Problem: Copy out all the entries word for word.
*****
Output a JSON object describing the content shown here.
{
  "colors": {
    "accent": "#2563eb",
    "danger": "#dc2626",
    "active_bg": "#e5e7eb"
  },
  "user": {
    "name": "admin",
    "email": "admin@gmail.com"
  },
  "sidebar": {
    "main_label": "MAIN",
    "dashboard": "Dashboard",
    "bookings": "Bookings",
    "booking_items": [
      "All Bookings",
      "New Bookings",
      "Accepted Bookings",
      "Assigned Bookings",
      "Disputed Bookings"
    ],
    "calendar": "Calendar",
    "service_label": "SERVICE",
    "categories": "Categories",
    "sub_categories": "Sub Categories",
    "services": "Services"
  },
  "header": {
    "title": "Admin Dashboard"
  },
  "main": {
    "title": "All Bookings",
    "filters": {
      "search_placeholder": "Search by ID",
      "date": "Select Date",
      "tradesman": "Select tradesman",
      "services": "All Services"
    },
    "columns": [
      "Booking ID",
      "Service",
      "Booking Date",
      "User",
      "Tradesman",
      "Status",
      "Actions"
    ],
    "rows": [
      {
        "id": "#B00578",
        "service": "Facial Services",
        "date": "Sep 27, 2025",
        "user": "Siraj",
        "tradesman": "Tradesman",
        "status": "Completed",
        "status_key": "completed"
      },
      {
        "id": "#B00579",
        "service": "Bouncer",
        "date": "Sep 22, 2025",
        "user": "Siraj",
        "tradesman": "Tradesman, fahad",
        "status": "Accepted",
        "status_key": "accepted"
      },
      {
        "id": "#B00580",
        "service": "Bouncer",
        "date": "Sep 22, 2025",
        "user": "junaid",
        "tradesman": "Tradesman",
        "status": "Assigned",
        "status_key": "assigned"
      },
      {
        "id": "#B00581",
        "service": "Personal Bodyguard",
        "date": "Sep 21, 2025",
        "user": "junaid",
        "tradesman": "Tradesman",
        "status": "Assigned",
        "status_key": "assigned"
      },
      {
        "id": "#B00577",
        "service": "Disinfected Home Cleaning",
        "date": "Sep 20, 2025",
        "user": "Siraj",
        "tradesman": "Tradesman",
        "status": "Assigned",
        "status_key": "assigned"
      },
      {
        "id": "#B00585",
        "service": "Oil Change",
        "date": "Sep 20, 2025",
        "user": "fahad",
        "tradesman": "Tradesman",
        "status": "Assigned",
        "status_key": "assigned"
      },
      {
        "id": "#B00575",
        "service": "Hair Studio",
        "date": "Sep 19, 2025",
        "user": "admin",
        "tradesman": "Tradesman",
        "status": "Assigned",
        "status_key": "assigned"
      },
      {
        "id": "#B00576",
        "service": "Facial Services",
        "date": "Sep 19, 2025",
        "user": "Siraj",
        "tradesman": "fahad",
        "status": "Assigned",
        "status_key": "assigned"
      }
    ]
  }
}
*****
Output:
Output a JSON object describing the content shown here.
{
  "colors": {
    "accent": "#2563eb",
    "danger": "#dc2626",
    "active_bg": "#e5e7eb"
  },
  "user": {
    "name": "admin",
    "email": "admin@gmail.com"
  },
  "sidebar": {
    "main_label": "MAIN",
    "dashboard": "Dashboard",
    "bookings": "Bookings",
    "booking_items": [
      "All Bookings",
      "New Bookings",
      "Accepted Bookings",
      "Assigned Bookings",
      "Disputed Bookings"
    ],
    "calendar": "Calendar",
    "service_label": "SERVICE",
    "categories": "Categories",
    "sub_categories": "Sub Categories",
    "services": "Services"
  },
  "header": {
    "title": "Admin Dashboard"
  },
  "main": {
    "title": "All Bookings",
    "filters": {
      "search_placeholder": "Search by ID",
      "date": "Select Date",
      "tradesman": "Select tradesman",
      "services": "All Services"
    },
    "columns": [
      "Booking ID",
      "Service",
      "Booking Date",
      "User",
      "Tradesman",
      "Status",
      "Actions"
    ],
    "rows": [
      {
        "id": "#B00578",
        "service": "Facial Services",
        "date": "Sep 27, 2025",
        "user": "Siraj",
        "tradesman": "Tradesman",
        "status": "Completed",
        "status_key": "completed"
      },
      {
        "id": "#B00579",
        "service": "Bouncer",
        "date": "Sep 22, 2025",
        "user": "Siraj",
        "tradesman": "Tradesman, fahad",
        "status": "Accepted",
        "status_key": "accepted"
      },
      {
        "id": "#B00580",
        "service": "Bouncer",
        "date": "Sep 22, 2025",
        "user": "junaid",
        "tradesman": "Tradesman",
        "status": "Assigned",
        "status_key": "assigned"
      },
      {
        "id": "#B00581",
        "service": "Personal Bodyguard",
        "date": "Sep 21, 2025",
        "user": "junaid",
        "tradesman": "Tradesman",
        "status": "Assigned",
        "status_key": "assigned"
      },
      {
        "id": "#B00577",
        "service": "Disinfected Home Cleaning",
        "date": "Sep 20, 2025",
        "user": "Siraj",
        "tradesman": "Tradesman",
        "status": "Assigned",
        "status_key": "assigned"
      },
      {
        "id": "#B00585",
        "service": "Oil Change",
        "date": "Sep 20, 2025",
        "user": "fahad",
        "tradesman": "Tradesman",
        "status": "Assigned",
        "status_key": "assigned"
      },
      {
        "id": "#B00575",
        "service": "Hair Studio",
        "date": "Sep 19, 2025",
        "user": "admin",
        "tradesman": "Tradesman",
        "status": "Assigned",
        "status_key": "assigned"
      },
      {
        "id": "#B00576",
        "service": "Facial Services",
        "date": "Sep 19, 2025",
        "user": "Siraj",
        "tradesman": "fahad",
        "status": "Assigned",
        "status_key": "assigned"
      }
    ]
  }
}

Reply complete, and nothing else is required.